The challenge is in figuring out how to get across to people used to interacting with centralised learning structures that for a P2P network to work, they need to be involved in supporting it. Instead of working to earn the money to attend a course or workshop, P2P learning needs people to put efforts into creating and maintaining the means to share knowledge, as well as seeking out and sharing information. Within permaculture circles, most people are already familiar with the idea of skillshares and permablitzes, both examples of P2P learning; also in a similar spirit spirit are La Via Campesina’s ‘Campesino-a-Campesino’ (Farmer-to-Farmer) communication methodology and John Liu’s vision for Ecosystem Restoration Camps. What we're trying to create is an integrated effort based on these principles, where everyone comes together to share knowledge and make SoilHack into a valuable resource that’s open to all.

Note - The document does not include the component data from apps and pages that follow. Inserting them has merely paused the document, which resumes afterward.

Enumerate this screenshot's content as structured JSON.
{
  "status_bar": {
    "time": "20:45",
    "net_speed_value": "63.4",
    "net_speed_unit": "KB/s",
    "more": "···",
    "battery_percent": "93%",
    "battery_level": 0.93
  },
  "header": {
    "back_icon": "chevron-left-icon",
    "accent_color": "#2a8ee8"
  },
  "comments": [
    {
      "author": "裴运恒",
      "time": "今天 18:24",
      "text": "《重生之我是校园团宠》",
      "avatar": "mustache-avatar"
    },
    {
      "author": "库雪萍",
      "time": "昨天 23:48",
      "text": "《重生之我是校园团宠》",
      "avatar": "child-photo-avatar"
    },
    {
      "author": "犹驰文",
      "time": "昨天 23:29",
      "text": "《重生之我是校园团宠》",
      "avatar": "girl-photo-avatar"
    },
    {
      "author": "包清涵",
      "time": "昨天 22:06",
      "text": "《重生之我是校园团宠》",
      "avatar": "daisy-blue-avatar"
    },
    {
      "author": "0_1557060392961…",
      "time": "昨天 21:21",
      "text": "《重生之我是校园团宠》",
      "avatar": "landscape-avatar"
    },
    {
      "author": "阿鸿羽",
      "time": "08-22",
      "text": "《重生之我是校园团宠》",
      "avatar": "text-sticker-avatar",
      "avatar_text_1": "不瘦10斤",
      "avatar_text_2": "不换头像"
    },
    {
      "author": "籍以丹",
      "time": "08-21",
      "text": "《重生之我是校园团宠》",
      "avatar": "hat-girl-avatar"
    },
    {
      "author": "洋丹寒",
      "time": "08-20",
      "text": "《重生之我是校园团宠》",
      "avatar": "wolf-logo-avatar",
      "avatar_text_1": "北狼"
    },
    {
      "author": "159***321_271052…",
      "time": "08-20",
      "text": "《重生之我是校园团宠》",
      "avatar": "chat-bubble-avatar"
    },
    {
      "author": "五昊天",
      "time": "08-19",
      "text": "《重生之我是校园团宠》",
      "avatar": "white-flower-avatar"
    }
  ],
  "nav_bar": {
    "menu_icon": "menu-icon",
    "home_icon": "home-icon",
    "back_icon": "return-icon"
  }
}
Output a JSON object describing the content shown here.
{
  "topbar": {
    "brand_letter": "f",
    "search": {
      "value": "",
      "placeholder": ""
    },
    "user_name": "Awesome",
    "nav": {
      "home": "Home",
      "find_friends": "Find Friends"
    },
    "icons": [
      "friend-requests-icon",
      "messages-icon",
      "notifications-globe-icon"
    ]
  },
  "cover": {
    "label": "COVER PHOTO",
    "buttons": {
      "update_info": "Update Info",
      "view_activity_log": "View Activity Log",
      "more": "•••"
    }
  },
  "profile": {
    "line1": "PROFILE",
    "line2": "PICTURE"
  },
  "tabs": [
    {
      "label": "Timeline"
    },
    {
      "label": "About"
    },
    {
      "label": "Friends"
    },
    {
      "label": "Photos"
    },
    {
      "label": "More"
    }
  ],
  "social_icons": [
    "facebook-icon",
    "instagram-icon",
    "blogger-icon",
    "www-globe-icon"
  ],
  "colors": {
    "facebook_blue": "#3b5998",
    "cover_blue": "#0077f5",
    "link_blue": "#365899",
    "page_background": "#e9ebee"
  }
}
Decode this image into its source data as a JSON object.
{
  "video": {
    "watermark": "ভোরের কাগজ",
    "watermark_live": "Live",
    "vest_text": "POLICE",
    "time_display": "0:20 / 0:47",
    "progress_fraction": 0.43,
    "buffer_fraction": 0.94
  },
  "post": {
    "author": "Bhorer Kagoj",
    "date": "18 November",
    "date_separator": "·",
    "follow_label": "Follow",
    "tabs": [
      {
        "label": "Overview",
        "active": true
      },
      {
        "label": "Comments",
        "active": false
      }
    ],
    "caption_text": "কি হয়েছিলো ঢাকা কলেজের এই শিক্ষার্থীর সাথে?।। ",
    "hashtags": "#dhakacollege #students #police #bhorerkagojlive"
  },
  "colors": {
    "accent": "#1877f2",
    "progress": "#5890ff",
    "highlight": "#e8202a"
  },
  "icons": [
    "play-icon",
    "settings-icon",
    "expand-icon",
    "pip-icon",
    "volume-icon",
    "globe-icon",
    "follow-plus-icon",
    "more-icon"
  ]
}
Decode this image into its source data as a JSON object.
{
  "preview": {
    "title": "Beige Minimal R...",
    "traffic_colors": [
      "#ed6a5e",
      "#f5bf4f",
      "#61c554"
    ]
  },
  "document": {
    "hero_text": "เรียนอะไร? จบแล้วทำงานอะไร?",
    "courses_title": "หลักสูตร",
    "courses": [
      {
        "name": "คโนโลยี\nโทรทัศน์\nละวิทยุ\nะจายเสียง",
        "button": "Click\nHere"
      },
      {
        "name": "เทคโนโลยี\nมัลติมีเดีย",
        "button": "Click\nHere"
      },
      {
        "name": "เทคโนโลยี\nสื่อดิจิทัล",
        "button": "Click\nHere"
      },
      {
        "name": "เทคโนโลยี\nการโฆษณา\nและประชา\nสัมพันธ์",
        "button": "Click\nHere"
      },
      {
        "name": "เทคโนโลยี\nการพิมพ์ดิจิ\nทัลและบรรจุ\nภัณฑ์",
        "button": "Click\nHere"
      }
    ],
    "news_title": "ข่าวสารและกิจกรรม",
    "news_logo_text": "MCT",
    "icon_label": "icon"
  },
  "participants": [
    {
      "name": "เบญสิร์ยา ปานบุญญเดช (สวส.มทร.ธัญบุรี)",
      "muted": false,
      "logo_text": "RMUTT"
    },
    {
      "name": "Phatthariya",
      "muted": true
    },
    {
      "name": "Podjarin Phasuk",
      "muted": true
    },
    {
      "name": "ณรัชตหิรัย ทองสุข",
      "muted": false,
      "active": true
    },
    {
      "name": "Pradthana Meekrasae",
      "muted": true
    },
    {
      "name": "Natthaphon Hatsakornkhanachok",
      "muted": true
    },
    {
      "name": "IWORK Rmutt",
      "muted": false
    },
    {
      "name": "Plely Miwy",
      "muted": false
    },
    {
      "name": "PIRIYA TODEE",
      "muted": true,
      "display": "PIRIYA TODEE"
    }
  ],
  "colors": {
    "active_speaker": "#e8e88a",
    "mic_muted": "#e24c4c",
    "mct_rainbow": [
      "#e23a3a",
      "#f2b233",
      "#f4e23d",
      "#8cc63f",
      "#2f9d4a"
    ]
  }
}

The evolution of the internet has made knowledge sharing increasingly easier to do over time (and simultaneously more overwhelming with all of the available options). With the development of newsgroups, email discussion lists, forums, social media, online videos, and the now ubiquitous MOOCs (massive open online courses), there is now a large and growing body of information available online, of varying quality.

We feel that there is great value in having a curator to guide you through these resources; hence, the idea of SoilHack is to have collective, open curation of knowledge around soil; nobody knows everything (soil scientists have only identified a small fraction of soil life), and there is always much to be gained from the input of different perspectives. The image of mycelium, being a 'fungal internet' through which both nutrients and chemical signals (i.e. information) are transferred between plants, seems particularly appropriate to what SoilHack is all about - both creating and nourishing real-life networks of people, and supplementing the real-life relationships with useful information. 

And so, to the SoilHack gathering. While we’ve not yet finalised the schedule (and a number of spaces will be left free in the programme to allow for spontaneous sessions), at this point we have people booked in to run sessions on: soil evaluation, biochar, building soil with fungi, aerobic composting, the politics of soil carbon, indigenous and youth oriented ways of relating to the soil, microscope soil analysis, cover crops, soil education, and aerobic compost teas.

Some sessions will be practical hands-on demonstrations, others theory and debate. There will be parallel streams running to give a choice of activities. We warmly invite you to come to the gathering or, if you can’t, to get involved online. Please contribute your experience, insight and curiosity to this effort, so that we can begin to rapidly grow our collective intelligence, and in turn all be able to benefit from it. This knowledge needs spreading and putting into action fast. 

Contact: [email protected]

For details on the event visit: www.feedavalon.org.uk/soilhack2017/

1. https://en.wikipedia.org/wiki/Peer-to-peer

2. https://en.wikipedia.org/wiki/Social_peer-to-peer_processes

Useful links

Farmhack comes to the UK

Earth restoration peace camps